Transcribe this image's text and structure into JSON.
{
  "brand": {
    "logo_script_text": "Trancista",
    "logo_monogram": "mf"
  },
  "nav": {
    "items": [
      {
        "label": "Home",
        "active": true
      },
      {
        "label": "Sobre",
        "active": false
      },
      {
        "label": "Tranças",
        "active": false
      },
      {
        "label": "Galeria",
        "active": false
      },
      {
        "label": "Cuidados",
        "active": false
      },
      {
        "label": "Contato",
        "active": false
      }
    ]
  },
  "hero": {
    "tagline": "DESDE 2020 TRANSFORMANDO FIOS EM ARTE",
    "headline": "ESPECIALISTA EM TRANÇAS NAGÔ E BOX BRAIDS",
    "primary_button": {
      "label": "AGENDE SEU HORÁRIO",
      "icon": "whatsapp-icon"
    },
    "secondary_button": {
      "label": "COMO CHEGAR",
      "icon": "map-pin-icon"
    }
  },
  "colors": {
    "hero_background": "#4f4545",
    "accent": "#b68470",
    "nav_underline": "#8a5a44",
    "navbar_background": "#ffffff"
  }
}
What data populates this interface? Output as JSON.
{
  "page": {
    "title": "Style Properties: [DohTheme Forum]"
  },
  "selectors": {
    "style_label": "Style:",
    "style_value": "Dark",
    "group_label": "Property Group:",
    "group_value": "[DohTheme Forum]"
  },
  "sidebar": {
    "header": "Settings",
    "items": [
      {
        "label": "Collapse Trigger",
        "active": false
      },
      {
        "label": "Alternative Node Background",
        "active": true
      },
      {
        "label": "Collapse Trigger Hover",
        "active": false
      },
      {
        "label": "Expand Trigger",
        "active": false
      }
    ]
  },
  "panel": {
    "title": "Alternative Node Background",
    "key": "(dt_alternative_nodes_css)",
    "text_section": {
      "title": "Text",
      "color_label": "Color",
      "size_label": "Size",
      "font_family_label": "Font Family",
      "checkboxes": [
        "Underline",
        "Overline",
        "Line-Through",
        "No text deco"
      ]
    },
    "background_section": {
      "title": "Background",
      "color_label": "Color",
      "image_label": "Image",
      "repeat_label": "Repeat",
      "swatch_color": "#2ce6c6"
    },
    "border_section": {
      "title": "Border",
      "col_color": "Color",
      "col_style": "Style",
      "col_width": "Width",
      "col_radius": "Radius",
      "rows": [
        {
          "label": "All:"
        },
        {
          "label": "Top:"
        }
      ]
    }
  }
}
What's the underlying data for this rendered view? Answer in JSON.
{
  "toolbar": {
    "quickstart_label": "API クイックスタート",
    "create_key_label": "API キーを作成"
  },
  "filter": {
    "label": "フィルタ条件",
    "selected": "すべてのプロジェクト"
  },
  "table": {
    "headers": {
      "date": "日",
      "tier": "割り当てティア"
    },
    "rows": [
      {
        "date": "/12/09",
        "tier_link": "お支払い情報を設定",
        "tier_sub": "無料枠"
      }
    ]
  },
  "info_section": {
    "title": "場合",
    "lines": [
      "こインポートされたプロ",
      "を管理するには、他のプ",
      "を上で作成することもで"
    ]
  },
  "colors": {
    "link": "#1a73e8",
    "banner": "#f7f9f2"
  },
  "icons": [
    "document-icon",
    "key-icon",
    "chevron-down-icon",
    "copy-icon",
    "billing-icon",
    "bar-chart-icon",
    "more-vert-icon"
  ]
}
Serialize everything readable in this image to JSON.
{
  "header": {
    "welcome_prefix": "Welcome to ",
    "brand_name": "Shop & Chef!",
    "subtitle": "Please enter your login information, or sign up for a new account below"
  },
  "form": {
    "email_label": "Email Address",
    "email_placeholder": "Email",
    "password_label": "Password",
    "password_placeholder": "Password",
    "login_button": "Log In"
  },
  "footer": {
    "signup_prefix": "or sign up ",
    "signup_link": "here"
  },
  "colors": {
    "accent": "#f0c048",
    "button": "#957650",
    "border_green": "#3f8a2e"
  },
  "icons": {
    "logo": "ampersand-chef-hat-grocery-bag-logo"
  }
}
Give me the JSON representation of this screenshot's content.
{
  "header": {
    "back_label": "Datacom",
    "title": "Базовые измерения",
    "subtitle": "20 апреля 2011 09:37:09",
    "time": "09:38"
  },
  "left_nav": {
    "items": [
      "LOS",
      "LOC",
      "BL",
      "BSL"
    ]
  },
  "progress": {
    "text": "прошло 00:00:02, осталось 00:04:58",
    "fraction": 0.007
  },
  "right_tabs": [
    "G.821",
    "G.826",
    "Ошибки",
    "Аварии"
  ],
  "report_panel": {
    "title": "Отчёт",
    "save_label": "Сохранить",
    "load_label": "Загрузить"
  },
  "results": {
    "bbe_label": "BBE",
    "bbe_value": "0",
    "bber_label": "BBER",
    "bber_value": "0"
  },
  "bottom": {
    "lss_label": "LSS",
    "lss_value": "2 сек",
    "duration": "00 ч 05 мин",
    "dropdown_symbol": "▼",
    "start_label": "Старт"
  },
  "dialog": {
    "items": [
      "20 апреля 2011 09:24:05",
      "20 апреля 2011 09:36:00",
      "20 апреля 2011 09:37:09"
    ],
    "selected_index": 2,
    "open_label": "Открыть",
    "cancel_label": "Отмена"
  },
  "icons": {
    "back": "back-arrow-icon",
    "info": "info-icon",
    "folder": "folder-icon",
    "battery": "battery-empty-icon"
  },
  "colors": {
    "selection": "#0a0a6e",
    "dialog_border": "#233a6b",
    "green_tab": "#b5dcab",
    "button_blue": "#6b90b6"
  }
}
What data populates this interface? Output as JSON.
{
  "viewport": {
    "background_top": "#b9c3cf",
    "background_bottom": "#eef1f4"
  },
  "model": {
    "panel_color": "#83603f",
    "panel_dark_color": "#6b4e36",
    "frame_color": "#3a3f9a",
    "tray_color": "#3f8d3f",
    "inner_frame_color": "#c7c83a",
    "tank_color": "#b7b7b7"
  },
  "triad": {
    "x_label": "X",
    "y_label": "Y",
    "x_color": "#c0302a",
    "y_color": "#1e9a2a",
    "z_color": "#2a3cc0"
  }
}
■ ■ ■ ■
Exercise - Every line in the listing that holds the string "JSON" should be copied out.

Written answer -
Transcribe this image's text and structure into JSON.
What data populates this interface? Output as JSON.
What's the underlying data for this rendered view? Answer in JSON.
Serialize everything readable in this image to JSON.
Give me the JSON representation of this screenshot's content.
What data populates this interface? Output as JSON.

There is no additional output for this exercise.